## EXERCISE REQUIREMENTS
Below are some entries; report how many of their lines contain the word "Matrimonios", giving nothing besides the number.

## THE INPUT
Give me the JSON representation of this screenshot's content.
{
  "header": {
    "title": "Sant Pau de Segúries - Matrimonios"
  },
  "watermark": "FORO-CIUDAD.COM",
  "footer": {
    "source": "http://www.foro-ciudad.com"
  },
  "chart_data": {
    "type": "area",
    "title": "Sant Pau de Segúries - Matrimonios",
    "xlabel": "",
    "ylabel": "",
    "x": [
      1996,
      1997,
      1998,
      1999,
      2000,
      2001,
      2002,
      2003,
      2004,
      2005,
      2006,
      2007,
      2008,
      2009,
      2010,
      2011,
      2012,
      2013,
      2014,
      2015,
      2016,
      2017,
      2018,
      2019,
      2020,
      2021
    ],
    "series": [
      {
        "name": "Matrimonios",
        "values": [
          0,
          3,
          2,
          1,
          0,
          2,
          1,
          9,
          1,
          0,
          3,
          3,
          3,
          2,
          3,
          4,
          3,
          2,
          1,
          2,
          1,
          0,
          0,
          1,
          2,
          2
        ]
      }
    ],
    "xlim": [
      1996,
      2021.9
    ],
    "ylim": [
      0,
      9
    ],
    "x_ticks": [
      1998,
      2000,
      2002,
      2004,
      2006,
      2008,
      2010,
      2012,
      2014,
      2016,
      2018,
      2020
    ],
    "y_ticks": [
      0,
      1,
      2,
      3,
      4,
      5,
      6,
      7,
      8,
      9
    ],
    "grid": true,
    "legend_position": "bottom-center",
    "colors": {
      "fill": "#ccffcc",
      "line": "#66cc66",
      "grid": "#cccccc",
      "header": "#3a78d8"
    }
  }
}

## TASK RESULT
3